It has been a little over a week since the Amazon cloud outage. Pundits continue to weigh in and will likely do so for some time to come. An internet search for “Amazon cloud outage” returns over 450,000 hits, several thousand of which were in the last 24 hours. It seems there is plenty of blame to go around.
I had the good fortune to be teaching Learning Tree’s introductory Cloud Computing course last week in Los Angeles. Naturally this topic came up when we were discussing barriers to cloud adoption. One of the students offered an analogy which I thought was quite appropriate. While perhaps not perfect we can consider public clouds vs. on premise data centers as being roughly comparable to flying vs. driving. Statistically you are much safer flying than driving. Each time a plane crashes, however, it makes headline news because of the magnitude of the disaster. In contrast we hear very little about the countless traffic fatalities which occur on a daily basis.
Amazon has released their official response in “message 65648“. It seems that the root cause of the outage was failure of some Elastic Block Storage (EBS) volumes within a single Availability Zone in their US East Region. Last week Amazon notified, by email, all affected customers (including yours truly) and indicated that there would be a 10 day credit equal to 100% of the usage of EBS Volumes, EC2 and RDS instances within the affected Availability Zone. In my case that is acceptable. Businesses that depended on Amazon’s cloud for their revenue may be less easy to mollify.
What has become clear is that by moving to the cloud an organization is not absolved of the ultimate responsibility for ensuring that their systems perform. Some organizations, such as Netflix, were able to survive the outage (albeit not without some pain) by careful up front planning and architecture. For others the Amazon outage was disastrous. The key, it seems, was a healthy dose of paranoia about the cloud and proper disaster recovery and contingency planning right from the beginning. These are good lessons to learn and for many the lessons were learned the hard way.
This incident is certainly an embarrassment for Amazon. It will, perhaps, cause some to proceed more cautiously in adopting cloud technologies. It is doubtful, however, that there will be reversal in the trend for cloud adoption. The benefits of cloud computing continue to outweigh the risks for many organizations, especially if those risks are well-managed.
In fact, Forrester research estimates that the market for cloud services will grow from $41 billion in 2010 to over $240 billion by 2020. The Amazon incident is a setback, to be sure, but it is only a speed bump on the road to cloud computing. The experience will be used by Amazon and consumers of cloud services to build better systems improve their planning and take steps to ensure that something like this does not happen again.

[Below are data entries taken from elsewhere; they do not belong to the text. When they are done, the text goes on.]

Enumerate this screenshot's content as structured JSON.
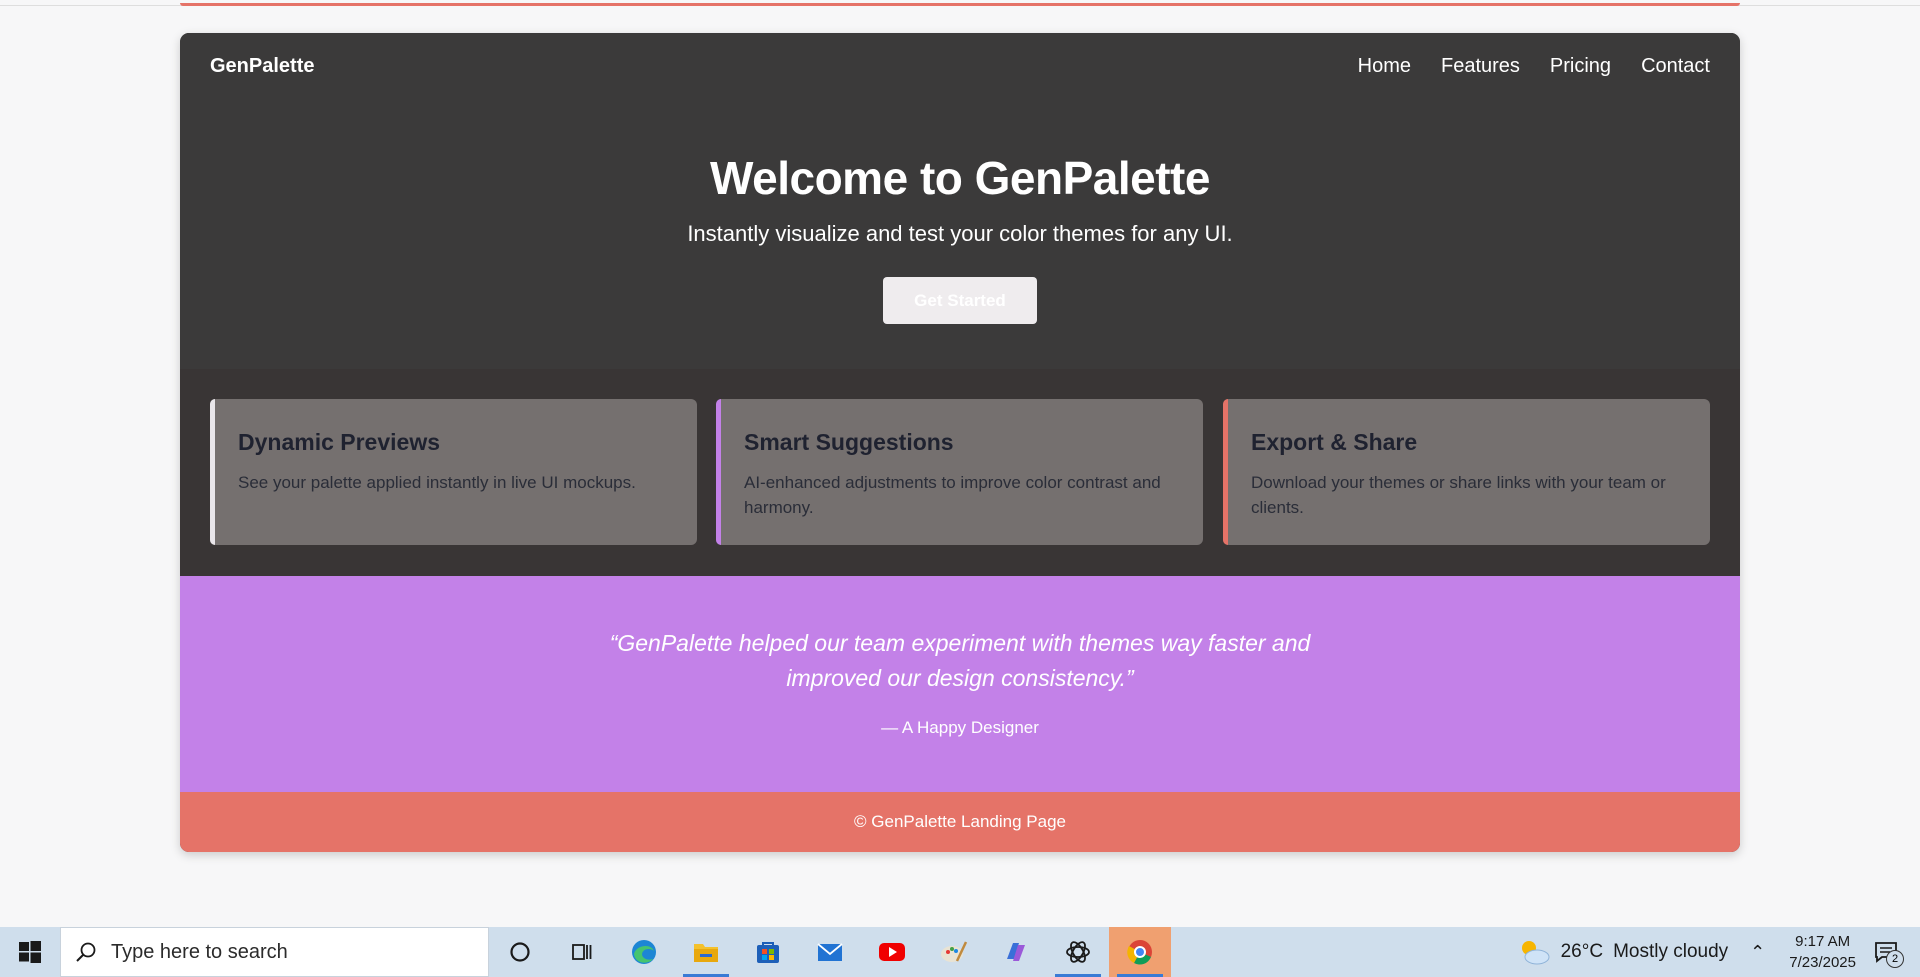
{
  "site": {
    "brand": "GenPalette",
    "nav": [
      "Home",
      "Features",
      "Pricing",
      "Contact"
    ],
    "hero": {
      "title": "Welcome to GenPalette",
      "subtitle": "Instantly visualize and test your color themes for any UI.",
      "cta": "Get Started"
    },
    "features": [
      {
        "title": "Dynamic Previews",
        "text": "See your palette applied instantly in live UI mockups.",
        "accent": "#e9e6ea"
      },
      {
        "title": "Smart Suggestions",
        "text": "AI-enhanced adjustments to improve color contrast and harmony.",
        "accent": "#c381e8"
      },
      {
        "title": "Export & Share",
        "text": "Download your themes or share links with your team or clients.",
        "accent": "#e57368"
      }
    ],
    "testimonial": {
      "quote": "“GenPalette helped our team experiment with themes way faster and improved our design consistency.”",
      "author": "— A Happy Designer"
    },
    "footer": "© GenPalette Landing Page"
  },
  "colors": {
    "hero_bg": "#3b3a3a",
    "features_bg": "#393535",
    "card_bg": "#75706f",
    "testimonial_bg": "#c381e8",
    "footer_bg": "#e57368"
  },
  "taskbar": {
    "search_placeholder": "Type here to search",
    "apps": [
      "cortana-icon",
      "task-view-icon",
      "edge-icon",
      "file-explorer-icon",
      "store-icon",
      "mail-icon",
      "youtube-icon",
      "paint-icon",
      "copilot-icon",
      "chatgpt-icon",
      "chrome-icon"
    ],
    "weather": {
      "temp": "26°C",
      "desc": "Mostly cloudy"
    },
    "time": "9:17 AM",
    "date": "7/23/2025",
    "notifications": "2"
  }
}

So, I will continue to look at cloud computing solutions for use at Learning Tree and for my consulting clients. The genie is out of the bottle and once that has happened there is no going back. We are reminded, however, that disasters can and do occur. The cloud does not change that and the onus is still on system developers, administrators and owners to ensure fail-safe conditions subject to the organization’s Recovery Point and Recovery Time Objectives.